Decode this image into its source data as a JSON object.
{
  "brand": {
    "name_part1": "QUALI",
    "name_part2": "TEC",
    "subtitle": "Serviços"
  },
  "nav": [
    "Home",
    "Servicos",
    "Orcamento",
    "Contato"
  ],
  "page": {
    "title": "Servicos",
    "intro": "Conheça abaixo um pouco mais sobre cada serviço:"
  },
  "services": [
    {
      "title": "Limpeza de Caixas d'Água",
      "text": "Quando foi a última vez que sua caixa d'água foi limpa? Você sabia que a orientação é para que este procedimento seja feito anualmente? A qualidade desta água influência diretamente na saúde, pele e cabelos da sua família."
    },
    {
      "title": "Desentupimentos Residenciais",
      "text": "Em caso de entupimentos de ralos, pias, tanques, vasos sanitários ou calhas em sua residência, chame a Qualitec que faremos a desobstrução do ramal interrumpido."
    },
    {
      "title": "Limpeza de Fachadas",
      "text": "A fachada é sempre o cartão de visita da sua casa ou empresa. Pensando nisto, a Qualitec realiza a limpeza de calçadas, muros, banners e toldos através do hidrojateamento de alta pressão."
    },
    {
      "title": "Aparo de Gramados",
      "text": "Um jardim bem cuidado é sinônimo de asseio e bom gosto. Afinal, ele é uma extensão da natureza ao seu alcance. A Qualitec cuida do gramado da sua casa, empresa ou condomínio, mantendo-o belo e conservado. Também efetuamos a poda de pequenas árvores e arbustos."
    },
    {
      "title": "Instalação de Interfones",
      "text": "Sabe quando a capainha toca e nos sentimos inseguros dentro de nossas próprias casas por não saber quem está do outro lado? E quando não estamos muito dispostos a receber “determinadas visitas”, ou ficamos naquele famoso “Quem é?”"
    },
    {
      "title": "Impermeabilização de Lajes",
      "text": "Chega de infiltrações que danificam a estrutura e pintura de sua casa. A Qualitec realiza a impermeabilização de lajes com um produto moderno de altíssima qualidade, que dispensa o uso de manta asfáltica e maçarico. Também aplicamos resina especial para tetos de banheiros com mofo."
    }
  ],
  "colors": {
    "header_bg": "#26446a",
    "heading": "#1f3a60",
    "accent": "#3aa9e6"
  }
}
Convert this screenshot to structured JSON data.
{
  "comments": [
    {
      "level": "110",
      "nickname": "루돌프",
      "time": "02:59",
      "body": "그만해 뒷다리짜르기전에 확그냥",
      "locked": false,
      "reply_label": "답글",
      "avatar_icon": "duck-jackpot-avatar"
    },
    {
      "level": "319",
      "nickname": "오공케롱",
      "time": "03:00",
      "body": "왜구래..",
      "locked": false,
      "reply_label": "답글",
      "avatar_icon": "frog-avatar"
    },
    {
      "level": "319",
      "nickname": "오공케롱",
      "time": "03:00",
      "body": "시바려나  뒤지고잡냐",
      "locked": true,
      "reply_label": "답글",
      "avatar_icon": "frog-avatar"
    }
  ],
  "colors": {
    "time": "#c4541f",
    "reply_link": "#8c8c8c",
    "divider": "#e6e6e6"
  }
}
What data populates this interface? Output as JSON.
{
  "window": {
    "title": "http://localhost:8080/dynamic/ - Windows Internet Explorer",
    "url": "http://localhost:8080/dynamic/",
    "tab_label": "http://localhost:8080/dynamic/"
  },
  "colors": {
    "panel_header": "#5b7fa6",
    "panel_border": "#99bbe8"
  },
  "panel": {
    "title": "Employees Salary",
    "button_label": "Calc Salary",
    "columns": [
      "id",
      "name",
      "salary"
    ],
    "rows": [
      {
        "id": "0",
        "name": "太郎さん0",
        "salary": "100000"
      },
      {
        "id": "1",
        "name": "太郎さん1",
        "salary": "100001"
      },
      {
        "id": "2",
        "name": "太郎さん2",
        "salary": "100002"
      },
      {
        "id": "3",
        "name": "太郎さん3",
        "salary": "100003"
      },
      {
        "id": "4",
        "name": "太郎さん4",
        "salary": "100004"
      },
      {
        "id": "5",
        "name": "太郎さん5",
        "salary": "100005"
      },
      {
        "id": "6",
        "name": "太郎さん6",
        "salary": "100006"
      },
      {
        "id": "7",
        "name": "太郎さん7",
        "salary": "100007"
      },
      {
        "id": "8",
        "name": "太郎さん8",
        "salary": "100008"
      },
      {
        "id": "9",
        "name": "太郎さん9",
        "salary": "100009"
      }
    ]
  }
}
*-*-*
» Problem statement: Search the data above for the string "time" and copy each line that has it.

» Task answer:
      "time": "02:59",
      "time": "03:00",
      "time": "03:00",
    "time": "#c4541f",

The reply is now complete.